12 13 minute movie – a prequel to Darjeeling Limited, filmed a year before Darjeeling was written, I think they said. It is set completely in a hotel room featuring Jason and Natalie. I think I was pretty worried about this initially – I haven’t loved his most recent movies, but this short slowly but surely won me over. Initially, I felt it was more of the same – beautifully shot, quirky characters, childlike behaviour. But as the short moved on, it’s doggedly slow pace and very different approach to love ultimately seemed worlds away from his previous movies. With little dialogue (they said the script was 2.5 pages!) the feeling came from how Wes built in the silence. It was honestly amazing how much he conveyed with so little. It was 12 13 of my favourite Wes minutes since Rushmore. (another set of favourite minutes is the bee scene from Rushmore, but that’s neither here nor there) Very well worth seeing.
After that, Wes, Natalie and Jason came out to much applause for a little Q&A. The first question was directed at Natalie wondering about her decision to do the nude scene in the movie. To which she basically said, “Wes is the man, what can I say?” Then, sort of strangely and sort of not, the crowd pretty much didn’t ask her anything else directing most of the questions at Wes and Jason.
Wes gave his reasoning as to why he wasn’t showing the short with Darjeeling Limited.

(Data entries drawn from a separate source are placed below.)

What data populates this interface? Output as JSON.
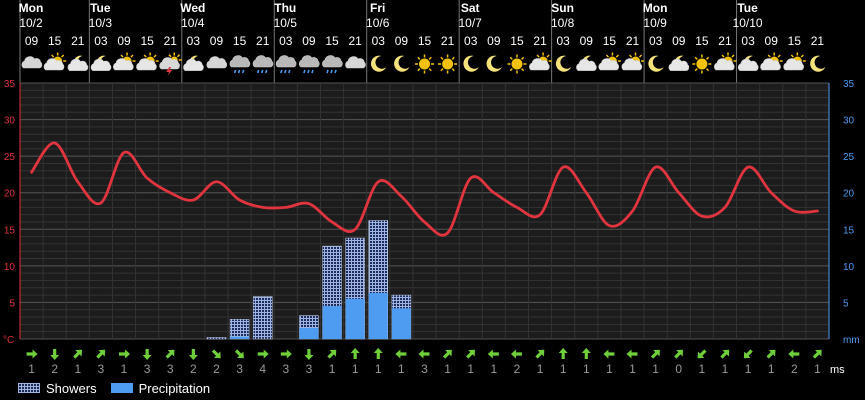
{
  "days": [
    {
      "name": "Mon",
      "date": "10/2"
    },
    {
      "name": "Tue",
      "date": "10/3"
    },
    {
      "name": "Wed",
      "date": "10/4"
    },
    {
      "name": "Thu",
      "date": "10/5"
    },
    {
      "name": "Fri",
      "date": "10/6"
    },
    {
      "name": "Sat",
      "date": "10/7"
    },
    {
      "name": "Sun",
      "date": "10/8"
    },
    {
      "name": "Mon",
      "date": "10/9"
    },
    {
      "name": "Tue",
      "date": "10/10"
    }
  ],
  "hours": [
    "09",
    "15",
    "21",
    "03",
    "09",
    "15",
    "21",
    "03",
    "09",
    "15",
    "21",
    "03",
    "09",
    "15",
    "21",
    "03",
    "09",
    "15",
    "21",
    "03",
    "09",
    "15",
    "21",
    "03",
    "09",
    "15",
    "21",
    "03",
    "09",
    "15",
    "21",
    "03",
    "09",
    "15",
    "21"
  ],
  "icons": [
    "cloudy-icon",
    "sun-cloud-icon",
    "moon-cloud-icon",
    "moon-cloud-icon",
    "sun-cloud-icon",
    "sun-cloud-icon",
    "thunder-cloud-icon",
    "moon-cloud-icon",
    "cloudy-icon",
    "rain-cloud-icon",
    "rain-cloud-icon",
    "rain-cloud-icon",
    "rain-cloud-icon",
    "rain-cloud-icon",
    "cloudy-icon",
    "moon-icon",
    "moon-icon",
    "sun-icon",
    "sun-icon",
    "moon-icon",
    "moon-icon",
    "sun-icon",
    "sun-cloud-icon",
    "moon-icon",
    "moon-cloud-icon",
    "sun-cloud-icon",
    "sun-cloud-icon",
    "moon-icon",
    "moon-cloud-icon",
    "sun-icon",
    "sun-cloud-icon",
    "moon-cloud-icon",
    "sun-cloud-icon",
    "sun-cloud-icon",
    "moon-icon"
  ],
  "colors": {
    "temp": "#e0343e",
    "precip": "#4d9cf2",
    "showers": "#1a2a55",
    "wind": "#6fcf3a",
    "left_axis": "#e0343e",
    "right_axis": "#4d9cf2"
  },
  "chart_data": {
    "type": "line",
    "x": [
      "10/2 09",
      "10/2 15",
      "10/2 21",
      "10/3 03",
      "10/3 09",
      "10/3 15",
      "10/3 21",
      "10/4 03",
      "10/4 09",
      "10/4 15",
      "10/4 21",
      "10/5 03",
      "10/5 09",
      "10/5 15",
      "10/5 21",
      "10/6 03",
      "10/6 09",
      "10/6 15",
      "10/6 21",
      "10/7 03",
      "10/7 09",
      "10/7 15",
      "10/7 21",
      "10/8 03",
      "10/8 09",
      "10/8 15",
      "10/8 21",
      "10/9 03",
      "10/9 09",
      "10/9 15",
      "10/9 21",
      "10/10 03",
      "10/10 09",
      "10/10 15",
      "10/10 21"
    ],
    "temperature": [
      22.8,
      26.8,
      21.5,
      18.6,
      25.5,
      22.0,
      20.0,
      19.0,
      21.5,
      19.0,
      18.0,
      18.0,
      18.5,
      16.0,
      15.0,
      21.5,
      19.5,
      16.0,
      14.5,
      22.0,
      20.0,
      18.0,
      17.0,
      23.5,
      20.0,
      15.5,
      17.5,
      23.5,
      20.0,
      16.8,
      18.0,
      23.5,
      20.0,
      17.5,
      17.5
    ],
    "series": [
      {
        "name": "Showers",
        "values": [
          0,
          0,
          0,
          0,
          0,
          0,
          0,
          0,
          0.2,
          2.7,
          5.8,
          0,
          3.2,
          12.7,
          13.8,
          16.2,
          6.0,
          0,
          0,
          0,
          0,
          0,
          0,
          0,
          0,
          0,
          0,
          0,
          0,
          0,
          0,
          0,
          0,
          0,
          0
        ]
      },
      {
        "name": "Precipitation",
        "values": [
          0,
          0,
          0,
          0,
          0,
          0,
          0,
          0,
          0,
          0.3,
          0,
          0,
          1.5,
          4.5,
          5.5,
          6.3,
          4.2,
          0,
          0,
          0,
          0,
          0,
          0,
          0,
          0,
          0,
          0,
          0,
          0,
          0,
          0,
          0,
          0,
          0,
          0
        ]
      }
    ],
    "ylim": [
      0,
      35
    ],
    "ylabel_left": "°C",
    "ylabel_right": "mm",
    "yticks": [
      0,
      5,
      10,
      15,
      20,
      25,
      30,
      35
    ],
    "grid": true,
    "legend_position": "bottom-left"
  },
  "wind": {
    "unit": "ms",
    "speeds": [
      1,
      2,
      1,
      3,
      1,
      3,
      3,
      2,
      2,
      3,
      4,
      3,
      3,
      1,
      1,
      1,
      1,
      3,
      1,
      1,
      1,
      2,
      1,
      1,
      1,
      1,
      1,
      1,
      0,
      1,
      1,
      1,
      1,
      2,
      1
    ],
    "dirs": [
      90,
      180,
      45,
      45,
      90,
      180,
      45,
      180,
      135,
      135,
      90,
      90,
      180,
      45,
      0,
      0,
      270,
      270,
      45,
      45,
      270,
      270,
      45,
      0,
      0,
      270,
      270,
      45,
      45,
      225,
      45,
      225,
      45,
      270,
      45
    ]
  },
  "legend": [
    {
      "label": "Showers"
    },
    {
      "label": "Precipitation"
    }
  ]
}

Which is that, he doesn’t want Hotel Chevalier to be seen immediately before the movie – he wanted a bit of space between one and the other. At the festival, they’d show the short and then come out and chat and then show the movie. Can’t really do that in the theaters. So, it might come up in the movies later and definitely on the DVD. I dunno how I feel about that, I think if he puts it in theaters later, it’ll be annoying and seem much more like a marketing ploy to get people to watch the movie twice. Still, if Darjeeling is as good as the short, it’ll work on me.
In general the Q&A was pretty interesting – my aging brain can’t remember much. They talked about how they wrote some of the script on a train in India and how they finished on top of a mountain. Must be nice to be a famous actor and director. :) They didn’t really talk enough about the music and scoring that is always so awesomely amazing in Wes’ films. This film featured a song with lines along these lines (paraphrased, my old brain, etc.. etc…) “Your carefully designed topless swimming suit / giving you an even tan on your back / and your legs” in some olde thyme rhythm. I had assumed it was written for the movie, but I think he said he just heard it and loved it.
The short gives me renewed hopes that Darjeeling’s going to be great. And it opens this saturday! I thought it was just showing at the NYFF and that I had long missed my chance to see it anytime soon but fortunately not, it’s opening on a few screens this weekend. Anyone down?
Oh, and if you don’t know what all the fuss is about and you haven’t seen them already you ought to go and rent Bottle Rocket and Rushmore. Post haste.